(Beginning of DATA EXTRACTS)

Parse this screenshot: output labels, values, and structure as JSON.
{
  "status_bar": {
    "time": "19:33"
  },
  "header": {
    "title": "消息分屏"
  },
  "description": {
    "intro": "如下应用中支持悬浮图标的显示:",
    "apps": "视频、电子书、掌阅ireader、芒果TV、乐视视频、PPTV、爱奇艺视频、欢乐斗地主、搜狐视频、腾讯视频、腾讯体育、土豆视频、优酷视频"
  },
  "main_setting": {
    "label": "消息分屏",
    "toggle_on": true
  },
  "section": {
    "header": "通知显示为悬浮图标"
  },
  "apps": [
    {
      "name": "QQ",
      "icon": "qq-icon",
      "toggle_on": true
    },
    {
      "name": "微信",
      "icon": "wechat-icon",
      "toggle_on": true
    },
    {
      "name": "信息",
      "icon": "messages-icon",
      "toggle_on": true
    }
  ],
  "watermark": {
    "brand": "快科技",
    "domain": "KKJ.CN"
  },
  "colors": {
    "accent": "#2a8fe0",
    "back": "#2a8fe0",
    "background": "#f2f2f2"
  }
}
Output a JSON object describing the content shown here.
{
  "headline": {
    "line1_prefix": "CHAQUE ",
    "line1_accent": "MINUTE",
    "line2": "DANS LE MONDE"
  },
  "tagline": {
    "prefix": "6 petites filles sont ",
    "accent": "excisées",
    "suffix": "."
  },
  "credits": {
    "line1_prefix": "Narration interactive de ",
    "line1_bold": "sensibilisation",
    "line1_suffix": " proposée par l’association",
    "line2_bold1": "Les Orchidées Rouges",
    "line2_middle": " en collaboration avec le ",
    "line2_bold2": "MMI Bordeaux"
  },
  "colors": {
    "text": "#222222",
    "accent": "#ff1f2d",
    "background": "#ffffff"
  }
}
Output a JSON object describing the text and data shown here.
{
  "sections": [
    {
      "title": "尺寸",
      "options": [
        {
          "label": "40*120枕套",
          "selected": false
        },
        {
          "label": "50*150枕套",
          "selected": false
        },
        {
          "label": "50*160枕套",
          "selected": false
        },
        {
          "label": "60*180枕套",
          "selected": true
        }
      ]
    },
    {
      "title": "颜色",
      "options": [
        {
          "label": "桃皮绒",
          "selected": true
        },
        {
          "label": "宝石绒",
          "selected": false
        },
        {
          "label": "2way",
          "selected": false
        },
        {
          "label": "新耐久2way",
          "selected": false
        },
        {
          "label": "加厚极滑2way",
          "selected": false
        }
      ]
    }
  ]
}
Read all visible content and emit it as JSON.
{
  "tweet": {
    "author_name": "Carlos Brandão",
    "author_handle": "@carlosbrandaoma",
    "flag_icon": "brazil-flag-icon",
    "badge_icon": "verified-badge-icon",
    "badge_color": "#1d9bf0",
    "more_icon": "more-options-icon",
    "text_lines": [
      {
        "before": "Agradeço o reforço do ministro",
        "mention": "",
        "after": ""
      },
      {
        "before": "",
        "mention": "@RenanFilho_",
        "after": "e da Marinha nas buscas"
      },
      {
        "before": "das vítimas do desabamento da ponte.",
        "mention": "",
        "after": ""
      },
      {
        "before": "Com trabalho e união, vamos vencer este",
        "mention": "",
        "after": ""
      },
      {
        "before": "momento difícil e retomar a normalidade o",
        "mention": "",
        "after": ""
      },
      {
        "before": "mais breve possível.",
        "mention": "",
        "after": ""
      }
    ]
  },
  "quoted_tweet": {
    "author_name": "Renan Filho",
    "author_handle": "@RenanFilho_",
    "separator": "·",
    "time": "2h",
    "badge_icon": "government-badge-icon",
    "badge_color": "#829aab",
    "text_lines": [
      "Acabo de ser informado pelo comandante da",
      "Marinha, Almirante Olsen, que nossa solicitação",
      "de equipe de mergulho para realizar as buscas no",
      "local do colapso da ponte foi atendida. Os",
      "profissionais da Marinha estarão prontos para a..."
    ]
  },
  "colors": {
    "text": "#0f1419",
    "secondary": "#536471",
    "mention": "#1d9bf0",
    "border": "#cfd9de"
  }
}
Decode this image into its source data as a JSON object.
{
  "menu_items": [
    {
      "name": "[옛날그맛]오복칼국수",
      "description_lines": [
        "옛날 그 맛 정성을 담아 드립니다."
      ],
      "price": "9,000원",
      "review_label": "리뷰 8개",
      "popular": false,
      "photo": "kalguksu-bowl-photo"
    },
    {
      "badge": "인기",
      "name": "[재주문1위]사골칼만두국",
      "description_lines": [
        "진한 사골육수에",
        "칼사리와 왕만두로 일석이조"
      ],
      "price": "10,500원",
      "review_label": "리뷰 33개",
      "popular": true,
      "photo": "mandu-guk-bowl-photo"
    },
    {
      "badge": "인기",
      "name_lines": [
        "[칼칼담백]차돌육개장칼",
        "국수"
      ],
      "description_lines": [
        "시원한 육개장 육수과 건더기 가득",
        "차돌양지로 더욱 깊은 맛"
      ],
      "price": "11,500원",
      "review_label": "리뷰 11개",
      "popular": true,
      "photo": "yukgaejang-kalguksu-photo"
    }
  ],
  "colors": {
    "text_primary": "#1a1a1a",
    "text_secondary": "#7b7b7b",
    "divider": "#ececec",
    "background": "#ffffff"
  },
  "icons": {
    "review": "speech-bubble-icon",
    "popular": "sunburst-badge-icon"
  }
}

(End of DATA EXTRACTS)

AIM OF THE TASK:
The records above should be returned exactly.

ANSWER SECTION:
Parse this screenshot: output labels, values, and structure as JSON.
{
  "status_bar": {
    "time": "19:33"
  },
  "header": {
    "title": "消息分屏"
  },
  "description": {
    "intro": "如下应用中支持悬浮图标的显示:",
    "apps": "视频、电子书、掌阅ireader、芒果TV、乐视视频、PPTV、爱奇艺视频、欢乐斗地主、搜狐视频、腾讯视频、腾讯体育、土豆视频、优酷视频"
  },
  "main_setting": {
    "label": "消息分屏",
    "toggle_on": true
  },
  "section": {
    "header": "通知显示为悬浮图标"
  },
  "apps": [
    {
      "name": "QQ",
      "icon": "qq-icon",
      "toggle_on": true
    },
    {
      "name": "微信",
      "icon": "wechat-icon",
      "toggle_on": true
    },
    {
      "name": "信息",
      "icon": "messages-icon",
      "toggle_on": true
    }
  ],
  "watermark": {
    "brand": "快科技",
    "domain": "KKJ.CN"
  },
  "colors": {
    "accent": "#2a8fe0",
    "back": "#2a8fe0",
    "background": "#f2f2f2"
  }
}
Output a JSON object describing the content shown here.
{
  "headline": {
    "line1_prefix": "CHAQUE ",
    "line1_accent": "MINUTE",
    "line2": "DANS LE MONDE"
  },
  "tagline": {
    "prefix": "6 petites filles sont ",
    "accent": "excisées",
    "suffix": "."
  },
  "credits": {
    "line1_prefix": "Narration interactive de ",
    "line1_bold": "sensibilisation",
    "line1_suffix": " proposée par l’association",
    "line2_bold1": "Les Orchidées Rouges",
    "line2_middle": " en collaboration avec le ",
    "line2_bold2": "MMI Bordeaux"
  },
  "colors": {
    "text": "#222222",
    "accent": "#ff1f2d",
    "background": "#ffffff"
  }
}
Output a JSON object describing the text and data shown here.
{
  "sections": [
    {
      "title": "尺寸",
      "options": [
        {
          "label": "40*120枕套",
          "selected": false
        },
        {
          "label": "50*150枕套",
          "selected": false
        },
        {
          "label": "50*160枕套",
          "selected": false
        },
        {
          "label": "60*180枕套",
          "selected": true
        }
      ]
    },
    {
      "title": "颜色",
      "options": [
        {
          "label": "桃皮绒",
          "selected": true
        },
        {
          "label": "宝石绒",
          "selected": false
        },
        {
          "label": "2way",
          "selected": false
        },
        {
          "label": "新耐久2way",
          "selected": false
        },
        {
          "label": "加厚极滑2way",
          "selected": false
        }
      ]
    }
  ]
}
Read all visible content and emit it as JSON.
{
  "tweet": {
    "author_name": "Carlos Brandão",
    "author_handle": "@carlosbrandaoma",
    "flag_icon": "brazil-flag-icon",
    "badge_icon": "verified-badge-icon",
    "badge_color": "#1d9bf0",
    "more_icon": "more-options-icon",
    "text_lines": [
      {
        "before": "Agradeço o reforço do ministro",
        "mention": "",
        "after": ""
      },
      {
        "before": "",
        "mention": "@RenanFilho_",
        "after": "e da Marinha nas buscas"
      },
      {
        "before": "das vítimas do desabamento da ponte.",
        "mention": "",
        "after": ""
      },
      {
        "before": "Com trabalho e união, vamos vencer este",
        "mention": "",
        "after": ""
      },
      {
        "before": "momento difícil e retomar a normalidade o",
        "mention": "",
        "after": ""
      },
      {
        "before": "mais breve possível.",
        "mention": "",
        "after": ""
      }
    ]
  },
  "quoted_tweet": {
    "author_name": "Renan Filho",
    "author_handle": "@RenanFilho_",
    "separator": "·",
    "time": "2h",
    "badge_icon": "government-badge-icon",
    "badge_color": "#829aab",
    "text_lines": [
      "Acabo de ser informado pelo comandante da",
      "Marinha, Almirante Olsen, que nossa solicitação",
      "de equipe de mergulho para realizar as buscas no",
      "local do colapso da ponte foi atendida. Os",
      "profissionais da Marinha estarão prontos para a..."
    ]
  },
  "colors": {
    "text": "#0f1419",
    "secondary": "#536471",
    "mention": "#1d9bf0",
    "border": "#cfd9de"
  }
}
Decode this image into its source data as a JSON object.
{
  "menu_items": [
    {
      "name": "[옛날그맛]오복칼국수",
      "description_lines": [
        "옛날 그 맛 정성을 담아 드립니다."
      ],
      "price": "9,000원",
      "review_label": "리뷰 8개",
      "popular": false,
      "photo": "kalguksu-bowl-photo"
    },
    {
      "badge": "인기",
      "name": "[재주문1위]사골칼만두국",
      "description_lines": [
        "진한 사골육수에",
        "칼사리와 왕만두로 일석이조"
      ],
      "price": "10,500원",
      "review_label": "리뷰 33개",
      "popular": true,
      "photo": "mandu-guk-bowl-photo"
    },
    {
      "badge": "인기",
      "name_lines": [
        "[칼칼담백]차돌육개장칼",
        "국수"
      ],
      "description_lines": [
        "시원한 육개장 육수과 건더기 가득",
        "차돌양지로 더욱 깊은 맛"
      ],
      "price": "11,500원",
      "review_label": "리뷰 11개",
      "popular": true,
      "photo": "yukgaejang-kalguksu-photo"
    }
  ],
  "colors": {
    "text_primary": "#1a1a1a",
    "text_secondary": "#7b7b7b",
    "divider": "#ececec",
    "background": "#ffffff"
  },
  "icons": {
    "review": "speech-bubble-icon",
    "popular": "sunburst-badge-icon"
  }
}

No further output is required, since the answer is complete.